• Also felt they needed to “Christianize” the
“barbarians” in other parts of the world.
• It was very ethnocentric…but…many wellmeaning missionaries and doctors
accompanied the imperialists
• Two arguments: western advances did benefit
natives; natives were denied their culture
Social Darwinism
• Imperialism was based on feelings of racial
superiority; this theory justified colonies.
– Racism: the belief that one race is superior to
• Social Darwinists applied Charles Darwin’s
ideas about natural selection and survival of
the fittest to human societies.
• Imperialism was nature’s way of improving the
human race.
What made imperialism possible?
• Weakness of conquered areas
– Africa weak because of slave trade
– Lack of weapons/technology
• Western strengths and advantages
– Strong economies and governments
– Powerful armies and navies
– Superior technology
• Steam-powered ships, Maxim machine gun (1889),
repeating rifles, the telegraph, quinine
Meeting in Berlin
• Berlin Conference,
– A gathering of
European powers held
in Berlin.
– This was a means of
avoiding war between
the powers.
– It established ground
rules for staking claims
in Africa.
Forms of Imperialism
• Colony – direct control, most intrusive
• Protectorate – local rulers left in place, but still
under control of European advisors
• Sphere of influence – exclusive investment or
trading privileges
• Economic Imperialism – most politically
independent, but ldc’s indirectly controlled by
large businesses
• Positive: medical advances, hospitals, schools
– Life expectancy and literacy rates increased

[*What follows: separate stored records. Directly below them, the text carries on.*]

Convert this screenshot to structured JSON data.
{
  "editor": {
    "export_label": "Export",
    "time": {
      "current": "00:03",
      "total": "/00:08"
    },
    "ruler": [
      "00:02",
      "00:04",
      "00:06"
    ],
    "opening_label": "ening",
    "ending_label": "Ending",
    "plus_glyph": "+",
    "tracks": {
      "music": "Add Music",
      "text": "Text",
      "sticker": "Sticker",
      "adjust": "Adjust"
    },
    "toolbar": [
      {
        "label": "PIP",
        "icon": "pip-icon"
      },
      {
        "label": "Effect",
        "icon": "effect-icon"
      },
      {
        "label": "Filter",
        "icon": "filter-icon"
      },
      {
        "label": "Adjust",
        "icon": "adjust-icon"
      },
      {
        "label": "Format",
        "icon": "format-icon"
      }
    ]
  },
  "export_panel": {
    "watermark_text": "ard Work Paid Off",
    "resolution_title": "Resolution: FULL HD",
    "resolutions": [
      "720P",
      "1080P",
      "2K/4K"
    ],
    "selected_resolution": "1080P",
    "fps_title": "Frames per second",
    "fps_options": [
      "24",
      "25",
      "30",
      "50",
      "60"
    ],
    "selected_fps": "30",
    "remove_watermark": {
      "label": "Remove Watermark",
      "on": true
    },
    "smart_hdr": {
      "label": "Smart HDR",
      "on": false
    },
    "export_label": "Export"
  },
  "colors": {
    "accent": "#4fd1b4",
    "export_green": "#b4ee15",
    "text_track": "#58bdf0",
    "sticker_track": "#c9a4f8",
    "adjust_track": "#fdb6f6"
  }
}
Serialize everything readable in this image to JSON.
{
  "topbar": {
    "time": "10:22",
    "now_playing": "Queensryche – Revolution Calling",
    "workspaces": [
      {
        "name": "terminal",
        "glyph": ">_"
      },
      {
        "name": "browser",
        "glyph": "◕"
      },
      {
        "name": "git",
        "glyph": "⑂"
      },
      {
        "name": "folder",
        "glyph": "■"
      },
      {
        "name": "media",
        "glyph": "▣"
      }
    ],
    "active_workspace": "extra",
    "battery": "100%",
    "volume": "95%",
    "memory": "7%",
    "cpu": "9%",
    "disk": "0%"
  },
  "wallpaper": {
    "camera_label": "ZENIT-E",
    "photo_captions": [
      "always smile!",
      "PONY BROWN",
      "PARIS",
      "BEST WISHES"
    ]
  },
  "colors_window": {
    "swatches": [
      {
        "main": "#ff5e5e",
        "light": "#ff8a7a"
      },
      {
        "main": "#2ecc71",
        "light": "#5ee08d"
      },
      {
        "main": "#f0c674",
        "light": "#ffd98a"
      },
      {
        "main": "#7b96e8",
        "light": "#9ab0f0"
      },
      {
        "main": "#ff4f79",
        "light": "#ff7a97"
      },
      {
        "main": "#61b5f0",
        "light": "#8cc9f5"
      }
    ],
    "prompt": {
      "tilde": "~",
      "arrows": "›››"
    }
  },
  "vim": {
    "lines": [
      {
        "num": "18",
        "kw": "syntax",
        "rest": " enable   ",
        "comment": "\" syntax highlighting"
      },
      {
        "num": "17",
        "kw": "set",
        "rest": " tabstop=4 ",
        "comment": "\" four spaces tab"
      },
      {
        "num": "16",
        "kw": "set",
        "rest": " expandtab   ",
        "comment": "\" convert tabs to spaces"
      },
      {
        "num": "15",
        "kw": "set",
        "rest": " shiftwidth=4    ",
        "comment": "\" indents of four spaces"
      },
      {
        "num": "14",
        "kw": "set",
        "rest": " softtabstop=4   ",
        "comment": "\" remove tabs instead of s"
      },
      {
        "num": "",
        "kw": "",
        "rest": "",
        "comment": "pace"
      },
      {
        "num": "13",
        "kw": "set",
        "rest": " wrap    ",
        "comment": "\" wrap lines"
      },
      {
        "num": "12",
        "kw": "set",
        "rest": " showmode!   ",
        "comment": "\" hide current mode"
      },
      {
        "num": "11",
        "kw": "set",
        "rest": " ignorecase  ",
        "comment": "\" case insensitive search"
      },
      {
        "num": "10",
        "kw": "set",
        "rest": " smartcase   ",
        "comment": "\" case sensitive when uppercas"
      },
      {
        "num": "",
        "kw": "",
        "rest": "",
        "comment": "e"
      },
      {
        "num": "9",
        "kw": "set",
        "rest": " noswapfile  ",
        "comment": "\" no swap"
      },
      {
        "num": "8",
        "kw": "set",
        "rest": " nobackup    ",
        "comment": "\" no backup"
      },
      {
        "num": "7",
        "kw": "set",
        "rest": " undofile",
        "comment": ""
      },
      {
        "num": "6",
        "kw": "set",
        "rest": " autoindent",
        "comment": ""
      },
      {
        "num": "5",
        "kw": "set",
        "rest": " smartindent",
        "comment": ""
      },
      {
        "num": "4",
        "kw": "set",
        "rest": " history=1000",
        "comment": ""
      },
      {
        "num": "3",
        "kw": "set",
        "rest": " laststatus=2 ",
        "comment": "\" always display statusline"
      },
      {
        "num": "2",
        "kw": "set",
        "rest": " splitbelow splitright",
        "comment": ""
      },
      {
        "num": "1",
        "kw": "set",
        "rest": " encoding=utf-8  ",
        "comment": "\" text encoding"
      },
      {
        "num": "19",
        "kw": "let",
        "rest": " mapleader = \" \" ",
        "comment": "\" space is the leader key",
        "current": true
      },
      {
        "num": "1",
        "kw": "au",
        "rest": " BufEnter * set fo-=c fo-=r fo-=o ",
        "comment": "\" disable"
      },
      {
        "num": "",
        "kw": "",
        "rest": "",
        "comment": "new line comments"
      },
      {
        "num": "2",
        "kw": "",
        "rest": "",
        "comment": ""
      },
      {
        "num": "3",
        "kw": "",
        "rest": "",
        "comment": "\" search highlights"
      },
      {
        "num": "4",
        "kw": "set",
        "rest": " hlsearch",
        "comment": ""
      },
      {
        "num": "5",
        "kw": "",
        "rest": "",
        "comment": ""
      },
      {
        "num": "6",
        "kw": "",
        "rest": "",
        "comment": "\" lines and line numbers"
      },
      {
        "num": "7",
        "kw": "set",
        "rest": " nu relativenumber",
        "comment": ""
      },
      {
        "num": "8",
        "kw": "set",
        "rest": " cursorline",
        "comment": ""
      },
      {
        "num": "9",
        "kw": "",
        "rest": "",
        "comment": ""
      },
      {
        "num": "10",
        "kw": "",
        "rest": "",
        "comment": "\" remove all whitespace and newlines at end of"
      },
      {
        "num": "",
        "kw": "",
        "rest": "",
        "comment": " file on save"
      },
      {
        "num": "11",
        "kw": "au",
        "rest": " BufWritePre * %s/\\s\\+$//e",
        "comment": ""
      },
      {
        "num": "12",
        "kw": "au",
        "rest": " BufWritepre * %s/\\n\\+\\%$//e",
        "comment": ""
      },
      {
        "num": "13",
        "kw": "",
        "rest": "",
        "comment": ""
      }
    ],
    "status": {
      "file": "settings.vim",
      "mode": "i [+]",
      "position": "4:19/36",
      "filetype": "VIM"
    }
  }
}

• Negative: Africans lost control of land and
their independence
– Forced to mine or plant cotton and other cash
crops instead of their own food crops
– Famine
– Loss of traditional culture